Mr. Obama has placed himself at the helm of a top secret “nominations” process to designate terrorists for kill or capture, of which the capture part has become largely theoretical. He had vowed to align the fight against Al Qaeda with American values; the chart, introducing people whose deaths he might soon be asked to order, underscored just what a moral and legal conundrum this could be.
People have complained that I've been too bitter and cranky lately (unlike the bright and sunny days of this blog during the Iraq War, etc.) and maybe they have a point. So this is a groovy, peace-and-love-filled shout-out to a great Daily News front page story by Jason Narkand a great front page by designer Amy Raudenbush, which got this well-deserved recognition.
And just remember what the Dormouse said:
A profile of venture capitalist Peter Thiel in the new New Yorker (yes, the New Yorker) is one of the more thought-provoking pieces I've read in a while. Here's the money paragraph:
The information age has made Thiel rich, but it has also been a disappointment to him. It hasn’t created enough jobs, and it hasn’t produced revolutionary improvements in manufacturing and productivity. The creation of virtual worlds turns out to be no substitute for advances in the physical world. “The Internet—I think it’s a net plus, but not a big one,” he said. “Apple is an innovative company, but I think it’s mostly a design innovator.” Twitter has a lot of users, but it doesn’t employ that many Americans: “Five hundred people will have job security for the next decade, but how much value does it create for the entire economy? It may not be enough to dramatically improve living standards in the U.S. over the next decade or two decades.” Facebook was, he said, “on balance positive,” because of the social disruptions it had created—it was radical enough to have been “outlawed in China.” That’s the most he will say for the celebrated era of social media.

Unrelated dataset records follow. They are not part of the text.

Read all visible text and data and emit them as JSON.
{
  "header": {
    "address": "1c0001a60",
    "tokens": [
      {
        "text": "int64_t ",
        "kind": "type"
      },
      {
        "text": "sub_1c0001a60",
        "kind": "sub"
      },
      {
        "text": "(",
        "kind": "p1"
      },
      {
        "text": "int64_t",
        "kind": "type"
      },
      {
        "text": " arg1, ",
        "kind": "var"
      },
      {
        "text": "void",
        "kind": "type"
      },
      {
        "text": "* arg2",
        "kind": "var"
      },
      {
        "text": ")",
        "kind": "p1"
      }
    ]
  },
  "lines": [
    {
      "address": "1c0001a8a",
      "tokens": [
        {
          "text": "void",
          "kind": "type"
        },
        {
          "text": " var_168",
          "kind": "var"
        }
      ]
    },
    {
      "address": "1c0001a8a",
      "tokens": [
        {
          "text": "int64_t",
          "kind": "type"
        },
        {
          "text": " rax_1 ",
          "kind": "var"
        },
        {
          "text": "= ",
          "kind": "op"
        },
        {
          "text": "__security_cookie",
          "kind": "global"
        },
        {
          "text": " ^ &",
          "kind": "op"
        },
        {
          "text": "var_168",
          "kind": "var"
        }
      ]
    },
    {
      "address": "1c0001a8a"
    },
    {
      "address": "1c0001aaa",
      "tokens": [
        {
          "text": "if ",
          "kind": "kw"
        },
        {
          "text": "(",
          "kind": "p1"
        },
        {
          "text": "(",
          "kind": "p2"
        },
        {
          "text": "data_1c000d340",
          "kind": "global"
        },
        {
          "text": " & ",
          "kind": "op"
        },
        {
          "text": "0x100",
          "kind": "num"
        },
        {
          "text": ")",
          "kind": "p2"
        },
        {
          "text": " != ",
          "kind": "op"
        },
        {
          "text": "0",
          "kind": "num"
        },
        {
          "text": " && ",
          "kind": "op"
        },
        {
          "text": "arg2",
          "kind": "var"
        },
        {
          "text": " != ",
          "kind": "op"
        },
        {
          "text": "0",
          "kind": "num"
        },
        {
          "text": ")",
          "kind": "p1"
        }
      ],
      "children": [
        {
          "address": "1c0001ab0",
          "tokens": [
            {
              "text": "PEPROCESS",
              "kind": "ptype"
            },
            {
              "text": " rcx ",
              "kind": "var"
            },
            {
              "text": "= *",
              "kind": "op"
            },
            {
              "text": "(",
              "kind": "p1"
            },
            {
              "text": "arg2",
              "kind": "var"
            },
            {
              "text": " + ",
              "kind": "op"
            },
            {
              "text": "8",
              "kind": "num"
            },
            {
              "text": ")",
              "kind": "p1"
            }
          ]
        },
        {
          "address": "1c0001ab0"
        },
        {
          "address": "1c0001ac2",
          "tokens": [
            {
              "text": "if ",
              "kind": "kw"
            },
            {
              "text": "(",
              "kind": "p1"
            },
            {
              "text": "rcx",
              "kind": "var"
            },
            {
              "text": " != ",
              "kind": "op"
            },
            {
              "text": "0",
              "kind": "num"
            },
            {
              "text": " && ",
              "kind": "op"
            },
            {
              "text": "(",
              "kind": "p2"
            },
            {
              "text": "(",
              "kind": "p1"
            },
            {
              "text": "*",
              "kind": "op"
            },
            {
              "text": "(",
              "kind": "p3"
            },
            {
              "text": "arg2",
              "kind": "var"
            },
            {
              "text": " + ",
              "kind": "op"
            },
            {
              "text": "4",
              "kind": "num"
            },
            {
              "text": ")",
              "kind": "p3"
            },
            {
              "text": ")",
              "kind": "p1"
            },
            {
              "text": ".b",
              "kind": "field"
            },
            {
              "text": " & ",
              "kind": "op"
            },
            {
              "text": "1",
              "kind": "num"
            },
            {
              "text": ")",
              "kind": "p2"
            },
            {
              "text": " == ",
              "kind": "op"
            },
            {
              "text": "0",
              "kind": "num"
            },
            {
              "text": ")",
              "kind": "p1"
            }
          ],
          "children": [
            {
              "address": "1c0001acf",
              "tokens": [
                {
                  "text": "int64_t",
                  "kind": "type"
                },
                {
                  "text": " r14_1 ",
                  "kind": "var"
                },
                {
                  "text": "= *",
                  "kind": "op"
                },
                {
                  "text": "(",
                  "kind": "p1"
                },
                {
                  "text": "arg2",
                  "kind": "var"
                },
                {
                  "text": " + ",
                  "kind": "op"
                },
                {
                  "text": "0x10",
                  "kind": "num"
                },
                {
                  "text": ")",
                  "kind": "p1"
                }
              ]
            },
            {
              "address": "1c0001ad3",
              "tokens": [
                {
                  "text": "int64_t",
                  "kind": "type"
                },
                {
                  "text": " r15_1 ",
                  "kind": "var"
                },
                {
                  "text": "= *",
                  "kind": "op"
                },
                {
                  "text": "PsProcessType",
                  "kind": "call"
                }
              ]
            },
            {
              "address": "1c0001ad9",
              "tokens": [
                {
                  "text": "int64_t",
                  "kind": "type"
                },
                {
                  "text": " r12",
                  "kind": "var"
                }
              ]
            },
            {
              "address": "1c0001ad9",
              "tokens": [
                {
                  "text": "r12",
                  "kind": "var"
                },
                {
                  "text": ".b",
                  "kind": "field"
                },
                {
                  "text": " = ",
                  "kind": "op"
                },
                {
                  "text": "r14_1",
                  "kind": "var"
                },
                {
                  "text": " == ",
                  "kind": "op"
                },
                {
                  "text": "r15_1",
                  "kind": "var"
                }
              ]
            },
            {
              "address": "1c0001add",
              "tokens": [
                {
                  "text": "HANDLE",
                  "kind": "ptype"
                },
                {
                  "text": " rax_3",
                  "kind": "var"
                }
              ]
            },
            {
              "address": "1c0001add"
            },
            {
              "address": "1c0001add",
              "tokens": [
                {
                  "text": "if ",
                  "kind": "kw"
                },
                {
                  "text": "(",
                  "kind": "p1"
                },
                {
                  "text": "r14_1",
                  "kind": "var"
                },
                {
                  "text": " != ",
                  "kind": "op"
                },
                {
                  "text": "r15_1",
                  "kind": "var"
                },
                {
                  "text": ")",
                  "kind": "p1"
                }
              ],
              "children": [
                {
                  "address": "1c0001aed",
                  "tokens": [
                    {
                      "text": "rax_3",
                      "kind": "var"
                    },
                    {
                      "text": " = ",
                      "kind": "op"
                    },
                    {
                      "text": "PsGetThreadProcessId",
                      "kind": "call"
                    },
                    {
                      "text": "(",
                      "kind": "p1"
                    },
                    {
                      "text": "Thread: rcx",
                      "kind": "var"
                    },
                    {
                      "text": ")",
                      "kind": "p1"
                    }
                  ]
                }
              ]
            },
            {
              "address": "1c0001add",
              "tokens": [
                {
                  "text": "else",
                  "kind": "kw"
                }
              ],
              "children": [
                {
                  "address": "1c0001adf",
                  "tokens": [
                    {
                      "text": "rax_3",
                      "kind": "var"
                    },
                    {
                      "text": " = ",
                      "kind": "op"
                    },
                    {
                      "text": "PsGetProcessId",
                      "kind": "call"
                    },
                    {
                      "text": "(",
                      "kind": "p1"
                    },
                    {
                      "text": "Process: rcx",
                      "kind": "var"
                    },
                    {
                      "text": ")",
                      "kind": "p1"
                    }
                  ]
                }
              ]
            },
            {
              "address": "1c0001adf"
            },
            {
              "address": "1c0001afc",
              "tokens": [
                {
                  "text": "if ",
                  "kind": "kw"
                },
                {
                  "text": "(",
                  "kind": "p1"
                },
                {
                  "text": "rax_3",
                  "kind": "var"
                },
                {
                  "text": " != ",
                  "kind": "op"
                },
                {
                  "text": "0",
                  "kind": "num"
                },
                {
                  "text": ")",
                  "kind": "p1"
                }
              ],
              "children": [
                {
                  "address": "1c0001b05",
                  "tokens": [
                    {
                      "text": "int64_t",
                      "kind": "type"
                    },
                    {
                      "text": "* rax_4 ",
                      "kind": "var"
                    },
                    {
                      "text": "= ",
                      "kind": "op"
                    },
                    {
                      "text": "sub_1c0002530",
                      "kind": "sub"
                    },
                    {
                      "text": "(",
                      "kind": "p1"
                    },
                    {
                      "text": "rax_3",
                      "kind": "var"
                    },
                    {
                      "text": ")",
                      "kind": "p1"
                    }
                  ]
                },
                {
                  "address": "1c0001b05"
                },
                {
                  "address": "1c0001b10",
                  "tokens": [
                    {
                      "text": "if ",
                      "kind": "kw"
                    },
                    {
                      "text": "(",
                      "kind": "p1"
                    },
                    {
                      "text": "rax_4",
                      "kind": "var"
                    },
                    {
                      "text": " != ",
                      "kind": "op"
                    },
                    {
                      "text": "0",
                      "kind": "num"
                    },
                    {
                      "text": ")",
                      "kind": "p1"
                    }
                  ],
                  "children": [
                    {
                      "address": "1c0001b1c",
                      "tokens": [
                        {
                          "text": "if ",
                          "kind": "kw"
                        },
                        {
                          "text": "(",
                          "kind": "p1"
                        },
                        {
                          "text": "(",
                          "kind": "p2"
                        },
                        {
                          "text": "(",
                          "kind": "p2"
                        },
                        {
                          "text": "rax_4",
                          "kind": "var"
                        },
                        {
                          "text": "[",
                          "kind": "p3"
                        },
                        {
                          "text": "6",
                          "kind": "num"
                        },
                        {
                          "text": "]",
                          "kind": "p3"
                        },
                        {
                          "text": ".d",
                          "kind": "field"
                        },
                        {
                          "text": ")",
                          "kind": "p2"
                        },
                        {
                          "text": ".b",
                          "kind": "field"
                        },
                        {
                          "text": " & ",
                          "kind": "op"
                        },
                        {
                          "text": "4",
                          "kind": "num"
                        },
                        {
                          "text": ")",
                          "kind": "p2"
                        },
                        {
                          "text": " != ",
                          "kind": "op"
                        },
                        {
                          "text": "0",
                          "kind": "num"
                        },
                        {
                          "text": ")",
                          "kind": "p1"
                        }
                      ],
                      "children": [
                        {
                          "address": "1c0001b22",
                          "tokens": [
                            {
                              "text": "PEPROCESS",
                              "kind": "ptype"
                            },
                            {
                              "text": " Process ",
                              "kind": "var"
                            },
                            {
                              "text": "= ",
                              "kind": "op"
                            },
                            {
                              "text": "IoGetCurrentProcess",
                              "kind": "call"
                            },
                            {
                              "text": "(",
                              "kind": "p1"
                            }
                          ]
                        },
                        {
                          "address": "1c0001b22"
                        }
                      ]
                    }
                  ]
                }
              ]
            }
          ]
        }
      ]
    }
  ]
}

It was a day for remembering, a day for waving flags, bowing heads and playing Taps, clear and true, across the cemetery, where veterans and others gathered at the end of the parade route for a short memorial service.
Once upon a time, the New Orleans Times-Picayune wasn't able to publish a newspaper every day. You may have heard about it: Hurricane Katrina. The year was 2005 and people knew even less about getting news to folks over the Internet -- but that's what the intrepid staff of one America's great newspapers did, as best as they could. And did it ever work.
The Times-Picayune newsroom -- and its relentless push to get the story out through any channel it could -- saved lives: